Monday, April 26, 2010

Machu Picchu

Machu Picchu is an ancient city located in Peru. Meaning “Old Peak” in Quechua, the native language from the Inca Empire, this mountain relic is claimed as one of the new Seven Wonders of the World. The city draws its popularity not from what lies within its walls but where it was built, 2,430 meters (7,970 feet) above sea level.

The city is believed to have constructed around the 1450. Yet scientific research has shown that it was abandoned a little more than a century later, synonymous with the arrival of the Spanish Conquest. Historians speculate that the city’s population had succumbed to an outbreak of smallpox before the Spanish’s arrival.

Most archaeologists believe that Machu Picchu was built in honor of the great Inca emperor, Pachacuti (1432-1472). Others hypothesize that its purpose was to govern the economy of nearby settlements. Located on a mountain top, its inhabitants would have had a good view of their surroundings. Smaller minorities believe the city had a more simple purpose such as a prison or an agricultural testing station that would test how different types of crops survived in the variable climate.

The city sits in a valley between the two larger mountains Machu Picchu and Huayna Picchu. Early settlers would have received water from nearby springs while food would have been grown from local fields. It’s actually interesting, because there is enough land to feed four times what the city’s population at the time. Engineers also terraced the surrounding hillsides to guard against invaders and reduce soil erosion to prevent landslides.

 aerial shot of Machu Picchu

One of the area’s leading tourist attractions is the Intuhuatana Stone. A rare ritual stone found in South America, the rock is arranged to point directly at the sun during a winter solstice. This results in no shadow casted by the leading pillar during the equinoxes.
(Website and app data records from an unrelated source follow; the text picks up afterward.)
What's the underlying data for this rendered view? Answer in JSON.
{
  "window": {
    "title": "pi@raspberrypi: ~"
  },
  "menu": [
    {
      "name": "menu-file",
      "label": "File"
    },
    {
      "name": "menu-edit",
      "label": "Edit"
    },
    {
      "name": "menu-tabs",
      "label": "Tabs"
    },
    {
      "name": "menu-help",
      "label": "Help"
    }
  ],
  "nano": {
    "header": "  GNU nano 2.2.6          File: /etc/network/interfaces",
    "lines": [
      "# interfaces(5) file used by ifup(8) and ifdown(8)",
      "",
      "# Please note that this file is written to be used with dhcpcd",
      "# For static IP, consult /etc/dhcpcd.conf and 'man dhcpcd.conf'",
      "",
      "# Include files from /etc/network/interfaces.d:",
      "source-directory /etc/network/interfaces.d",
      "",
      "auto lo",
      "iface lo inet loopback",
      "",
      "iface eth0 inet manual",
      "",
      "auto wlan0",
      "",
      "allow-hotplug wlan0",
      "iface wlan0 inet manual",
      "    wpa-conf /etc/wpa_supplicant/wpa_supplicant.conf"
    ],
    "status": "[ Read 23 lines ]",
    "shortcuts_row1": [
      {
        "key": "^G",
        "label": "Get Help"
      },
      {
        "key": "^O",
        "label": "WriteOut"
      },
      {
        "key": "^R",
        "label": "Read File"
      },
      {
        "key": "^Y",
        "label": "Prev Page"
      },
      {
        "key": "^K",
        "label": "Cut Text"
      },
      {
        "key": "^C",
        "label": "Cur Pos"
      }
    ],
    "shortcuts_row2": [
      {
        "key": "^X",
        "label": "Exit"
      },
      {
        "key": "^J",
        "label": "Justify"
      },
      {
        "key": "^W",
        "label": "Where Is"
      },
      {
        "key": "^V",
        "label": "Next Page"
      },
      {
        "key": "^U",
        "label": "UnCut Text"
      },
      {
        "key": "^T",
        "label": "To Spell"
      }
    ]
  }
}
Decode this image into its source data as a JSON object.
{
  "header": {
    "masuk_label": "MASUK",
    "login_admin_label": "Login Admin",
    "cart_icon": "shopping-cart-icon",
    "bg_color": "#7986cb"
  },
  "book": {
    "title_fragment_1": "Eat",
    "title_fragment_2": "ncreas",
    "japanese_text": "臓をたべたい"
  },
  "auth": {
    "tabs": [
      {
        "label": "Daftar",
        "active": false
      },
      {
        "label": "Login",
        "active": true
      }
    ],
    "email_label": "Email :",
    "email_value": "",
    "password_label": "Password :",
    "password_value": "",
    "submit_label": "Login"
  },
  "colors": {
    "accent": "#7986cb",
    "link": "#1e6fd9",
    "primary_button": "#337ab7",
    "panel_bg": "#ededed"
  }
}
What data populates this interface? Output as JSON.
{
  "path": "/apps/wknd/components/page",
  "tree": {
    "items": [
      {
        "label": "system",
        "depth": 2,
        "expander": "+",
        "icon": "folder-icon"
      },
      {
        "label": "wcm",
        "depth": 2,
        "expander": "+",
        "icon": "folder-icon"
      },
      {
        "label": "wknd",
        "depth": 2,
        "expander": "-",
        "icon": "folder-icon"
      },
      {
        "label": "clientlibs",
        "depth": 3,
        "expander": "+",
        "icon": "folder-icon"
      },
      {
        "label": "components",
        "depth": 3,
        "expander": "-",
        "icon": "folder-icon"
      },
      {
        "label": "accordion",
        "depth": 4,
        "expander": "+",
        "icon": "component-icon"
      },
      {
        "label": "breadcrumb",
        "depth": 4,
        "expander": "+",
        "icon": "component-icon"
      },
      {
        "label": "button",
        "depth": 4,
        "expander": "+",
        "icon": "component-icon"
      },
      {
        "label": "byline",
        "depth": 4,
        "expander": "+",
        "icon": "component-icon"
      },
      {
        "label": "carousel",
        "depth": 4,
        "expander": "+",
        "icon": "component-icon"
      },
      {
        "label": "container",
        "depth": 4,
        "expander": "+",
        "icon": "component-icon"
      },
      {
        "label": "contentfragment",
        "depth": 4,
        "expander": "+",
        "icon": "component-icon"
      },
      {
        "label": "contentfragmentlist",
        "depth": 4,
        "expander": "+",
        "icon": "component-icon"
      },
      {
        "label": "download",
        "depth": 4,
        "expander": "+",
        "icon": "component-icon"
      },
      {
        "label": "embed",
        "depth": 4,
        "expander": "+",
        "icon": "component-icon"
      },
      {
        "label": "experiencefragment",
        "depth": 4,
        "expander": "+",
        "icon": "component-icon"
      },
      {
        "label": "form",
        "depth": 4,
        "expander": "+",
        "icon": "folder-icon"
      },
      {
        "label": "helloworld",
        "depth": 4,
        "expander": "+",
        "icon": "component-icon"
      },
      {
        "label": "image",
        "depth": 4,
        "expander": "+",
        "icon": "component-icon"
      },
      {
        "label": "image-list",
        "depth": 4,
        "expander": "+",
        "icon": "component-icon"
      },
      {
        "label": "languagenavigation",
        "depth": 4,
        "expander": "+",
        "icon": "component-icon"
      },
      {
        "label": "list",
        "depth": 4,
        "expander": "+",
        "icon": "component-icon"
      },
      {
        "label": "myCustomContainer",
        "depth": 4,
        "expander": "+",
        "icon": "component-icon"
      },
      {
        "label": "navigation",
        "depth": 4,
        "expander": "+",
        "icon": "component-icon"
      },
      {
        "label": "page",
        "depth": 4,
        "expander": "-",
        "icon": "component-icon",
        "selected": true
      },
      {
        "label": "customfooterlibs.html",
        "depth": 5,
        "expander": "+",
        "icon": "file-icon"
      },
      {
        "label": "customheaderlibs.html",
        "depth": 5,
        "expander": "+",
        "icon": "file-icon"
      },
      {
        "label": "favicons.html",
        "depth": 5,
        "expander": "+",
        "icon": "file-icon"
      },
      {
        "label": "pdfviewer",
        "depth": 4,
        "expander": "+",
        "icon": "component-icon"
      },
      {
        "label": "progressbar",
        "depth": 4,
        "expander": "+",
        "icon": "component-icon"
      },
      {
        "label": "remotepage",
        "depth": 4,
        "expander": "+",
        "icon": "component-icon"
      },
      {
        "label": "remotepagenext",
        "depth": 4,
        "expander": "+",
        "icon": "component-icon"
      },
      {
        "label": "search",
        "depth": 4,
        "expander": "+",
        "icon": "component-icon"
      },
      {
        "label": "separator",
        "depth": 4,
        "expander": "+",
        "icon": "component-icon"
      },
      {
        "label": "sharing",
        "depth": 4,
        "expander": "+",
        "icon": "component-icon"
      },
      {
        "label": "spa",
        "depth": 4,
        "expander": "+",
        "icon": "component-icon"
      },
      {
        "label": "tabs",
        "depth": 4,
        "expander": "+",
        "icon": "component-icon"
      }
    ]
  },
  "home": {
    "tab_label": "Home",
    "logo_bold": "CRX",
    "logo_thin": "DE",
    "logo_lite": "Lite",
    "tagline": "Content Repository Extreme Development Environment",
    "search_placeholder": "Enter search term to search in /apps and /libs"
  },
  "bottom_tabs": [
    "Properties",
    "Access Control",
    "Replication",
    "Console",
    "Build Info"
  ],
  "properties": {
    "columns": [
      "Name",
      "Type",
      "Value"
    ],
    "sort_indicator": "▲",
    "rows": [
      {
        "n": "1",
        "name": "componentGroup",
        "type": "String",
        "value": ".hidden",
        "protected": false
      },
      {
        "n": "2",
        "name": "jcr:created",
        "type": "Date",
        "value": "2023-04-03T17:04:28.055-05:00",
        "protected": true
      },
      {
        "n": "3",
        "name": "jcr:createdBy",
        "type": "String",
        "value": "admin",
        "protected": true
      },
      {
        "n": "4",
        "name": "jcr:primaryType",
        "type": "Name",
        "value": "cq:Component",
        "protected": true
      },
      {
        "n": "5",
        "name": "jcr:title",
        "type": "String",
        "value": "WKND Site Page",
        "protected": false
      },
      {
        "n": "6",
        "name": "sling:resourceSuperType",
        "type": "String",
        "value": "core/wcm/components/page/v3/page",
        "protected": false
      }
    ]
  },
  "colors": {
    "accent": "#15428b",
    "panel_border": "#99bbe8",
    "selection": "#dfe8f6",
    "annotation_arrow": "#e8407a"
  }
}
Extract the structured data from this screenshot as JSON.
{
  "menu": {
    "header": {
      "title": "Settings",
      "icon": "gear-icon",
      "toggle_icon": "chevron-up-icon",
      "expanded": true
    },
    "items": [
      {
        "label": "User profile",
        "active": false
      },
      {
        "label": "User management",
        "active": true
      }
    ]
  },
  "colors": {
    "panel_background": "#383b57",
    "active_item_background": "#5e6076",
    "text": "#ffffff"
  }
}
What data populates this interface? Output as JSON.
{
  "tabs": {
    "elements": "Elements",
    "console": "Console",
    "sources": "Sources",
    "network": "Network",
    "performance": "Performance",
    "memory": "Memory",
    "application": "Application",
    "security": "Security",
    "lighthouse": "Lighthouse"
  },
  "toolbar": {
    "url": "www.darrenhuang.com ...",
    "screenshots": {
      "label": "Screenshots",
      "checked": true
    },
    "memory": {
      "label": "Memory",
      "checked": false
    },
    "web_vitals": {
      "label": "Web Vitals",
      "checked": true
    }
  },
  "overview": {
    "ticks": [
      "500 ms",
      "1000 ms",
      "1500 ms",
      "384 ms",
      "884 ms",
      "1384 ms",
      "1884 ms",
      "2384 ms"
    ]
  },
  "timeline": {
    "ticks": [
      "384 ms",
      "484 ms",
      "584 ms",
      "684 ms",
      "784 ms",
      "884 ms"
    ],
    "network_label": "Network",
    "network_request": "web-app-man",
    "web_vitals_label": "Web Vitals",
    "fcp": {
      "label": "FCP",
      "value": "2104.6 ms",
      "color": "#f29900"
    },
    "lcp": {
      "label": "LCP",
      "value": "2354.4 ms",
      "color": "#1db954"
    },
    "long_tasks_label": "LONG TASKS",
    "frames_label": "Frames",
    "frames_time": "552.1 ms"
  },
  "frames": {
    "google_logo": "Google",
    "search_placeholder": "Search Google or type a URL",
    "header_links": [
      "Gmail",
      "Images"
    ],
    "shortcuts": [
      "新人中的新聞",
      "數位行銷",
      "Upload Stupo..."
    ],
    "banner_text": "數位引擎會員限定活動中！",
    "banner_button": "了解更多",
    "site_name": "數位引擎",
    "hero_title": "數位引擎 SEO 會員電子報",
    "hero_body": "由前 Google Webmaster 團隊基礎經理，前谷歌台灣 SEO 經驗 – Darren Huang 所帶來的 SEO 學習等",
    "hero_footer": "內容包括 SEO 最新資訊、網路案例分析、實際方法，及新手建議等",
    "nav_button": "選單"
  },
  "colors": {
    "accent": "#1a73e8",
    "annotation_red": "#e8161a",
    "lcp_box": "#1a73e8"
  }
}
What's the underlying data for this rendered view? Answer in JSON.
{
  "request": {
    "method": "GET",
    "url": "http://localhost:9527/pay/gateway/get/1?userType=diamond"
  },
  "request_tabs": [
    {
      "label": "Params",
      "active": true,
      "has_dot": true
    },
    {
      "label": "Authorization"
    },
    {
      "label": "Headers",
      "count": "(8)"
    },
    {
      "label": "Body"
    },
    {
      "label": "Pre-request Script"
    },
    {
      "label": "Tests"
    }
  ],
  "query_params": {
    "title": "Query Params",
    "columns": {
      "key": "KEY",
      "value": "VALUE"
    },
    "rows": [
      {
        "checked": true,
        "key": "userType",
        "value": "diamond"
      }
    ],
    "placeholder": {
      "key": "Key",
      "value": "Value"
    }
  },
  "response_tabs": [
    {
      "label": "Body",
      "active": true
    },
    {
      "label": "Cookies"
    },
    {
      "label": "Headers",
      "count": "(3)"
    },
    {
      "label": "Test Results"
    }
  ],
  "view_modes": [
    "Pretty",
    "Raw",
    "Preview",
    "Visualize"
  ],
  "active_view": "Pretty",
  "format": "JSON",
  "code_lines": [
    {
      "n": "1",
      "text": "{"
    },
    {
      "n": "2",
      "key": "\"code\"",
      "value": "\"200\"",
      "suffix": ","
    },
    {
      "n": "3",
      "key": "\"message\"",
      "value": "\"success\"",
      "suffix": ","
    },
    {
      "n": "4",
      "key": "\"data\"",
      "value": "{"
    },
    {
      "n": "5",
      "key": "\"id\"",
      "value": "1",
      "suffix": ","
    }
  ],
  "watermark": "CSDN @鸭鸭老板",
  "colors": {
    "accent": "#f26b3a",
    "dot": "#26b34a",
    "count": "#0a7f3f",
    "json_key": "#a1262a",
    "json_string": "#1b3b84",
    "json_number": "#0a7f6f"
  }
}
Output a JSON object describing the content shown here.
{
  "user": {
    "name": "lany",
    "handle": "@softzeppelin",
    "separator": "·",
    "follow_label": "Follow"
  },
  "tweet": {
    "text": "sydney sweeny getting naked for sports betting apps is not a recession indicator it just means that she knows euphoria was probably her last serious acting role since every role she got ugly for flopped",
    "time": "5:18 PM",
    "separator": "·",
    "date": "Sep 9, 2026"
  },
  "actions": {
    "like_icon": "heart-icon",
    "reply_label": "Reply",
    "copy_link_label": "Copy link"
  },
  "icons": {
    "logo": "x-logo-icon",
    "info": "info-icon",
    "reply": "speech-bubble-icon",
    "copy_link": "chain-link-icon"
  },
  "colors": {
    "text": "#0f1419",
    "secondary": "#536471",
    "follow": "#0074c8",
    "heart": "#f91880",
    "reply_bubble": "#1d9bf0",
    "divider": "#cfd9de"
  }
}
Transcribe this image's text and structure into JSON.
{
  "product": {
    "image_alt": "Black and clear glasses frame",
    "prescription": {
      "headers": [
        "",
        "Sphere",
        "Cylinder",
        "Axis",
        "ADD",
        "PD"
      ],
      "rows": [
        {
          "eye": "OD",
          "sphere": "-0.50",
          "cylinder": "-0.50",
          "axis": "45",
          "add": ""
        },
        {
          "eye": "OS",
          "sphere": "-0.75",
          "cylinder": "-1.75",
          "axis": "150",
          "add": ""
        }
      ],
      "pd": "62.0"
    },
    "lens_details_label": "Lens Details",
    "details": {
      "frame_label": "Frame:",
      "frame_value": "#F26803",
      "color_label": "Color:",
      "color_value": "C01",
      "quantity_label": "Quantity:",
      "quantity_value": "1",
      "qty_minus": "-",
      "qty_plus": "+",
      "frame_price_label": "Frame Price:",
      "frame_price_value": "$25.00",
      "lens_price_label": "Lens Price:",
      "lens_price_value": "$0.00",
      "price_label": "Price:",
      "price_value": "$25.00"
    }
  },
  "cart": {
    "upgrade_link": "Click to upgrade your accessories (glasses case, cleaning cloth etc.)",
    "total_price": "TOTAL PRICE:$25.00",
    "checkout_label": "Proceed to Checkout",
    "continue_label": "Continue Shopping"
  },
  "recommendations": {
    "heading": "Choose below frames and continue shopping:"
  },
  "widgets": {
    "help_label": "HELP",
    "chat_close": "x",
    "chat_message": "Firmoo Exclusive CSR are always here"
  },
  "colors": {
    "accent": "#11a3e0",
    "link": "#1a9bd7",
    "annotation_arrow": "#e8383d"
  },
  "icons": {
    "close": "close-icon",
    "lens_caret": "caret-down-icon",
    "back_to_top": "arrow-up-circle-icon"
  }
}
It’s speculated the device was a primitive calendar.

Did you know?- There are many flights of stairs at the city consisting of one hundred steps or more carved from a single block of granite!

The important buildings inside Machu Picchu have polished-dry stone walls made with a technique called ashlar in which precision cut stones are fitted together tightly without mortar. Peru has a lot of seismic activity and the structure’s walls can shift and resettle without collapsing.

Wednesday, April 14, 2010

Human-powered Flight

While we have shared the sky with birds for the last hundred years, modern flight continues to leave many feeling disconnected from the winged creatures. My opinion for this happening is that while birds experience flight firsthand, we are simply trying to mimic their grace. Before the choice to use an external power source was even an option, man could only dream of attaining flight through our own human efforts. And with engine-powered flight now available for personal use to everyone in the planet, the idea to lift one into the heavens has lost much steam. Only a few have achieved what Icarus did in the story.

Human-powered aircraft (HPA) are propelled by only human force and gravity. In this way, they rely on many of the same principles as gliders such as air thermals and rising currents. The first recorded human-powered aircraft was the Italian designed Pedaliante (Italian for “Pedal Glider”) in 1937. Constructed with a glider-like profile, the plane had a wingspan of 58 feet (17.7 meters) and two laminated balsa wood propellers 6.2 feet (2 meters) in diameter. The plane had an aspect ratio of 13:4 meaning that for every 13 feet it traveled horizontally, it only descended 4 feet. The sole pilot sat upright and transmitted power to the props via pedaling.


While originally the plane was to have an empty weight of 160 pounds (73 Kg) the Italian Air Ministry required it to meet the same structural criteria of an engine-powered aircraft increasing its final weight to 214 pounds (97 Kg). Launched with the assistance of a catapult, the plane came to travel a length of 1 Km (0.62 miles), remarkable for its time.

It wasn’t until 1960 that a man-powered aircraft capable of taking off under its own power was created. That year’s spring, three undergraduate students at Southampton University decided to build an HPA during the middle of their last term. Duly named the Southampton University Man Powered Aircraft (SUMPAC), the plane would complete over 40 flights, the longest of which was 2,130 feet (650 meters).


Since the 60s, there have been a number of HPAs. And while each new design comes closer to the goal of easily sustained, long-distance flight, we’re still not there yet. Today, the world record for longest human-powered flight is 74 miles (119 Km), achieved on April 23, 1988 by the MIT Daedalus 88. The design only weighed 69 pounds (31 Kg).

MIT Daedalus 88

Did you know?- The first human-powered helicopter, the Da Vinci III, built by the California Polytechnic State University in 1989, flew for 7.1 seconds reaching an altitude of 20 centimeters. The video below showcases a later design, the Yuri 1, constructed in 1994 that utilizes four giant rotors.